Task instructions:
Write out the whole listing. Leave out nothing.

BEGIN

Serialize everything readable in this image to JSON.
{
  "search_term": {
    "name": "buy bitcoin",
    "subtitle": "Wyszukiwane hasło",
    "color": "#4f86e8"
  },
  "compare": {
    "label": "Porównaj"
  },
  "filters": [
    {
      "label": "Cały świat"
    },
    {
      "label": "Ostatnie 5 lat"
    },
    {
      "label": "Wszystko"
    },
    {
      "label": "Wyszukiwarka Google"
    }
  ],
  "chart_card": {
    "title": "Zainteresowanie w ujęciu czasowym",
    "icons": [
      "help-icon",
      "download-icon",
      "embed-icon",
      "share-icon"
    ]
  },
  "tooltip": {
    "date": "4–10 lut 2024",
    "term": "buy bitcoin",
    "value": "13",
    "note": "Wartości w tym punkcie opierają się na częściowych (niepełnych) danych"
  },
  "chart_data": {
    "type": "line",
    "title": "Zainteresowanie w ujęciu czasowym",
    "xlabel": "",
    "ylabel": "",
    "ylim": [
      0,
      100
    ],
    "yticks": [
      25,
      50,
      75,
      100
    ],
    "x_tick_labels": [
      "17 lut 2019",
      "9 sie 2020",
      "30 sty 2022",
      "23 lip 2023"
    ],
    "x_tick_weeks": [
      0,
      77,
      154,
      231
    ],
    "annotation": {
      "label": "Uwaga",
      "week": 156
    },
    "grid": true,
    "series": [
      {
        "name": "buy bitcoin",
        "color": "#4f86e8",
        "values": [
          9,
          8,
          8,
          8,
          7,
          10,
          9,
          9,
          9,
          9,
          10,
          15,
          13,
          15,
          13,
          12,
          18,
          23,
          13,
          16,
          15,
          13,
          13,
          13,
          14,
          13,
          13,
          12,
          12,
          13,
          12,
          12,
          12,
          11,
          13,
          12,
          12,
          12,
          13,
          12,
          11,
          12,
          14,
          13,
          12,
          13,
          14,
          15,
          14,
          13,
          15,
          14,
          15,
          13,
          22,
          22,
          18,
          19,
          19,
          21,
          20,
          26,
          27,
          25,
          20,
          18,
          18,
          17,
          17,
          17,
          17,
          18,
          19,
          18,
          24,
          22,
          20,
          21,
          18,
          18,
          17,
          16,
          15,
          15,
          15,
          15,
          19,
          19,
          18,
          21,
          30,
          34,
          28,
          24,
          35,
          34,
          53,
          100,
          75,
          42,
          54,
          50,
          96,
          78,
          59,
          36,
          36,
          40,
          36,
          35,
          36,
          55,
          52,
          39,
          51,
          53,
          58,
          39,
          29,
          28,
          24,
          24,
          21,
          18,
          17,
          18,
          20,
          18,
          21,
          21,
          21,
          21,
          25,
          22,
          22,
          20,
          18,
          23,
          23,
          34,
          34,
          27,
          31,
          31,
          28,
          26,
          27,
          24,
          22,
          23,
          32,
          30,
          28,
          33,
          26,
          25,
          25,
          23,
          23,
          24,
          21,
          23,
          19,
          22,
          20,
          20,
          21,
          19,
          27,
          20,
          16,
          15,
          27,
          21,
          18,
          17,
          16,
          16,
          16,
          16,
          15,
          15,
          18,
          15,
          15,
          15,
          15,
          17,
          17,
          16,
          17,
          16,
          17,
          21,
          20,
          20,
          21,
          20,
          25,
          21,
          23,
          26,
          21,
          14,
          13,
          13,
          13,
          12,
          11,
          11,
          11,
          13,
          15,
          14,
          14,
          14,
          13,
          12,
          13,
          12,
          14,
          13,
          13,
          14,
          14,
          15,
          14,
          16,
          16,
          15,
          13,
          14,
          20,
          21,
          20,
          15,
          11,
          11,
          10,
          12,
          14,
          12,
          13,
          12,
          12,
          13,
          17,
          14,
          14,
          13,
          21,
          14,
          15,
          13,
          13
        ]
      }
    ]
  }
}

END

Output for this exercise:
Serialize everything readable in this image to JSON.
{
  "search_term": {
    "name": "buy bitcoin",
    "subtitle": "Wyszukiwane hasło",
    "color": "#4f86e8"
  },
  "compare": {
    "label": "Porównaj"
  },
  "filters": [
    {
      "label": "Cały świat"
    },
    {
      "label": "Ostatnie 5 lat"
    },
    {
      "label": "Wszystko"
    },
    {
      "label": "Wyszukiwarka Google"
    }
  ],
  "chart_card": {
    "title": "Zainteresowanie w ujęciu czasowym",
    "icons": [
      "help-icon",
      "download-icon",
      "embed-icon",
      "share-icon"
    ]
  },
  "tooltip": {
    "date": "4–10 lut 2024",
    "term": "buy bitcoin",
    "value": "13",
    "note": "Wartości w tym punkcie opierają się na częściowych (niepełnych) danych"
  },
  "chart_data": {
    "type": "line",
    "title": "Zainteresowanie w ujęciu czasowym",
    "xlabel": "",
    "ylabel": "",
    "ylim": [
      0,
      100
    ],
    "yticks": [
      25,
      50,
      75,
      100
    ],
    "x_tick_labels": [
      "17 lut 2019",
      "9 sie 2020",
      "30 sty 2022",
      "23 lip 2023"
    ],
    "x_tick_weeks": [
      0,
      77,
      154,
      231
    ],
    "annotation": {
      "label": "Uwaga",
      "week": 156
    },
    "grid": true,
    "series": [
      {
        "name": "buy bitcoin",
        "color": "#4f86e8",
        "values": [
          9,
          8,
          8,
          8,
          7,
          10,
          9,
          9,
          9,
          9,
          10,
          15,
          13,
          15,
          13,
          12,
          18,
          23,
          13,
          16,
          15,
          13,
          13,
          13,
          14,
          13,
          13,
          12,
          12,
          13,
          12,
          12,
          12,
          11,
          13,
          12,
          12,
          12,
          13,
          12,
          11,
          12,
          14,
          13,
          12,
          13,
          14,
          15,
          14,
          13,
          15,
          14,
          15,
          13,
          22,
          22,
          18,
          19,
          19,
          21,
          20,
          26,
          27,
          25,
          20,
          18,
          18,
          17,
          17,
          17,
          17,
          18,
          19,
          18,
          24,
          22,
          20,
          21,
          18,
          18,
          17,
          16,
          15,
          15,
          15,
          15,
          19,
          19,
          18,
          21,
          30,
          34,
          28,
          24,
          35,
          34,
          53,
          100,
          75,
          42,
          54,
          50,
          96,
          78,
          59,
          36,
          36,
          40,
          36,
          35,
          36,
          55,
          52,
          39,
          51,
          53,
          58,
          39,
          29,
          28,
          24,
          24,
          21,
          18,
          17,
          18,
          20,
          18,
          21,
          21,
          21,
          21,
          25,
          22,
          22,
          20,
          18,
          23,
          23,
          34,
          34,
          27,
          31,
          31,
          28,
          26,
          27,
          24,
          22,
          23,
          32,
          30,
          28,
          33,
          26,
          25,
          25,
          23,
          23,
          24,
          21,
          23,
          19,
          22,
          20,
          20,
          21,
          19,
          27,
          20,
          16,
          15,
          27,
          21,
          18,
          17,
          16,
          16,
          16,
          16,
          15,
          15,
          18,
          15,
          15,
          15,
          15,
          17,
          17,
          16,
          17,
          16,
          17,
          21,
          20,
          20,
          21,
          20,
          25,
          21,
          23,
          26,
          21,
          14,
          13,
          13,
          13,
          12,
          11,
          11,
          11,
          13,
          15,
          14,
          14,
          14,
          13,
          12,
          13,
          12,
          14,
          13,
          13,
          14,
          14,
          15,
          14,
          16,
          16,
          15,
          13,
          14,
          20,
          21,
          20,
          15,
          11,
          11,
          10,
          12,
          14,
          12,
          13,
          12,
          12,
          13,
          17,
          14,
          14,
          13,
          21,
          14,
          15,
          13,
          13
        ]
      }
    ]
  }
}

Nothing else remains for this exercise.